## PROMPT
What lines in the records below mention "this"? List them all.

(Data records for software interfaces)
§ §
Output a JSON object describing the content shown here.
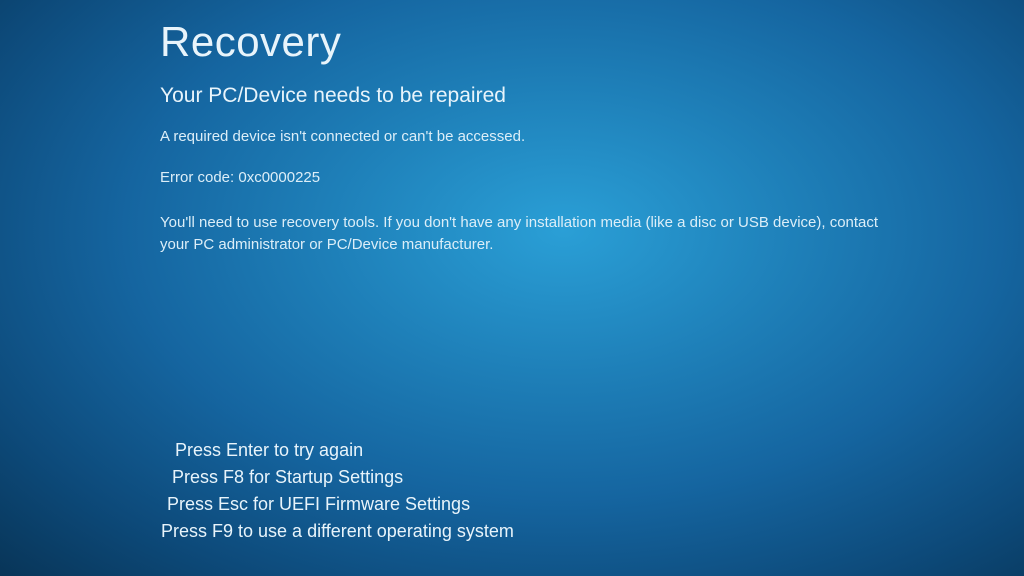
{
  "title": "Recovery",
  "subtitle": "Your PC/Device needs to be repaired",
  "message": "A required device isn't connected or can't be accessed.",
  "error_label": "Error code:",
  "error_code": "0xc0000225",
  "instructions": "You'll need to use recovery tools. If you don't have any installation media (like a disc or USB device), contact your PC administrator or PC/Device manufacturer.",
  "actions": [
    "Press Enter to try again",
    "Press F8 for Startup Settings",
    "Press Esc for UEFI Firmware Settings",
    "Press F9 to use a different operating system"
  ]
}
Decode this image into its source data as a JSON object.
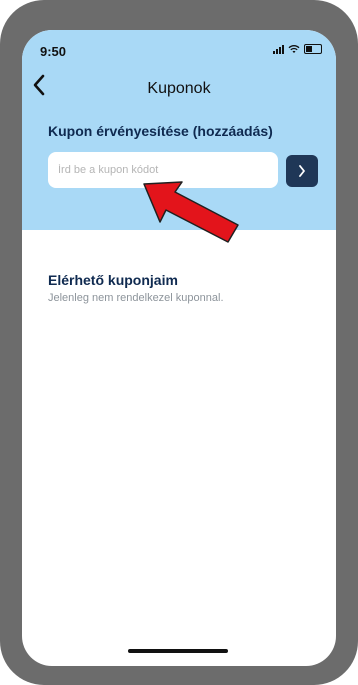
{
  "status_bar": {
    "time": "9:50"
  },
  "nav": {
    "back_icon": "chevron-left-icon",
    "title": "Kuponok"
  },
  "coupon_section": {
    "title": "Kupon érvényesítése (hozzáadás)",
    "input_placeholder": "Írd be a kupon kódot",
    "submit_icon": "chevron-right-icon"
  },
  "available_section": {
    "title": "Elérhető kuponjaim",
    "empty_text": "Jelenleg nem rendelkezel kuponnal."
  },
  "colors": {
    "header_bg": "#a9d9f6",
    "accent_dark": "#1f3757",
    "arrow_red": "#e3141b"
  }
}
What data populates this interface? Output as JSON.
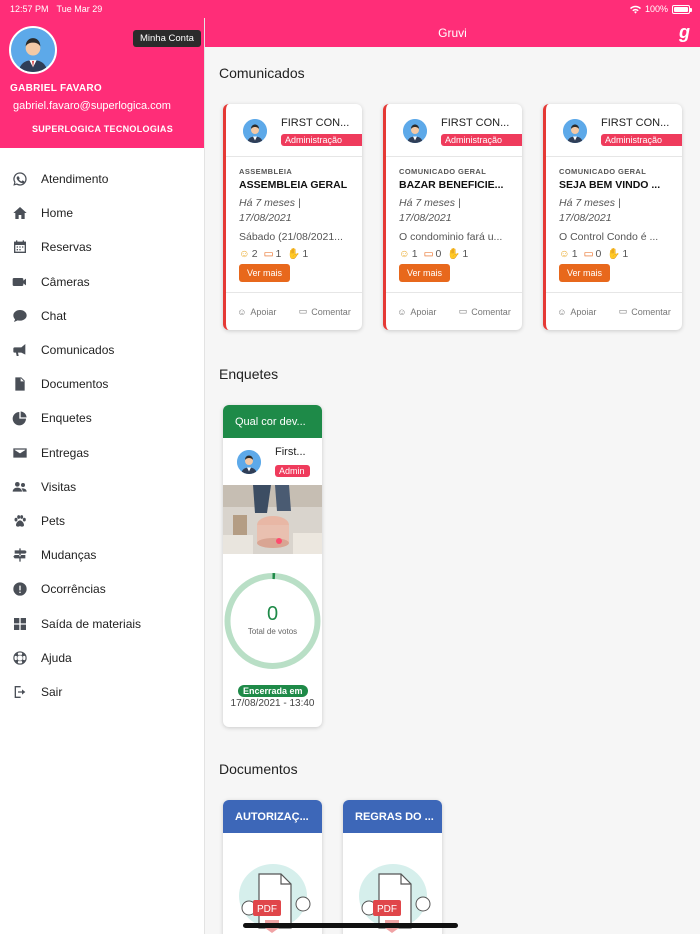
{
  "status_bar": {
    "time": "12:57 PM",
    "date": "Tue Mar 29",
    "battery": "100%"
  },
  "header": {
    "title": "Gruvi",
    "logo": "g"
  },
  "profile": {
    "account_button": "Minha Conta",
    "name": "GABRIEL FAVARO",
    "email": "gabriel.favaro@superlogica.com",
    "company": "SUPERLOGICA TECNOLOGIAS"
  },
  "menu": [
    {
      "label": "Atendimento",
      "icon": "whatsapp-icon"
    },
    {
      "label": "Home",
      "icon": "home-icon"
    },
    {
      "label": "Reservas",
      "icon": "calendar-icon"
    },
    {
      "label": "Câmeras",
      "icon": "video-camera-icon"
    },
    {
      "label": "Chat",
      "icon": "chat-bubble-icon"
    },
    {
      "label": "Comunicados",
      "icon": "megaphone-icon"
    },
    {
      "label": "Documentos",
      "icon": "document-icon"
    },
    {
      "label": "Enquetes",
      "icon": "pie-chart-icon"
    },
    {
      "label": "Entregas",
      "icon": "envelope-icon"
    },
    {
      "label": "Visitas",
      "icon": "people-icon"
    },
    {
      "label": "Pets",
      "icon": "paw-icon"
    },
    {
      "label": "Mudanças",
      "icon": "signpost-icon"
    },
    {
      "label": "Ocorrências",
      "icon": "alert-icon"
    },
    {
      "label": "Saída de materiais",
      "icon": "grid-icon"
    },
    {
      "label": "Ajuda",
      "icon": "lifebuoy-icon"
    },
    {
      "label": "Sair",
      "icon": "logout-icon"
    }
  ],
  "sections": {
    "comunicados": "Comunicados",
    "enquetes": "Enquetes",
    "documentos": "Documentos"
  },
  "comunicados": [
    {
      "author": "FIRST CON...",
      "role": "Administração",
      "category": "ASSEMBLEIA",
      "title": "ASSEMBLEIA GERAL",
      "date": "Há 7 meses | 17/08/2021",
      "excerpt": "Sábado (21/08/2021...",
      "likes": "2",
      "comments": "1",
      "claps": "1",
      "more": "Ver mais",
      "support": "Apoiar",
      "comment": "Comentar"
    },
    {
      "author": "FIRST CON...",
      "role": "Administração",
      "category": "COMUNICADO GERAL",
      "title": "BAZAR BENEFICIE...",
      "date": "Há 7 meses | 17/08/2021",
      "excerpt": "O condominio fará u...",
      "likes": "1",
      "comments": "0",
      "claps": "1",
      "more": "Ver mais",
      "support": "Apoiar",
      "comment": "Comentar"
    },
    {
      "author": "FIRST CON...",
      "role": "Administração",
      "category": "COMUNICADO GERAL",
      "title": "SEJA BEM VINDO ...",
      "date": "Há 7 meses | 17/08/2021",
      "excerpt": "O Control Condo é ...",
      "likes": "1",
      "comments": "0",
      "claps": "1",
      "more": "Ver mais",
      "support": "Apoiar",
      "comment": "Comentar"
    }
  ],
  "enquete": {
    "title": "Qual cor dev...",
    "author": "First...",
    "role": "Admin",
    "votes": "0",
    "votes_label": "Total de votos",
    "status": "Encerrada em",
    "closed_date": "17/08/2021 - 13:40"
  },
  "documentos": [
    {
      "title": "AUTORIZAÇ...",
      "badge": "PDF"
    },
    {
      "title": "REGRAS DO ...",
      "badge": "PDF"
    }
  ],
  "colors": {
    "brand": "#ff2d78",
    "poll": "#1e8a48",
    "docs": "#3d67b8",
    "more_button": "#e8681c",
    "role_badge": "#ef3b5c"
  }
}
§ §
## RESULT OF THE TASK
Decode this image into its source data as a JSON object.
What data populates this interface? Output as JSON.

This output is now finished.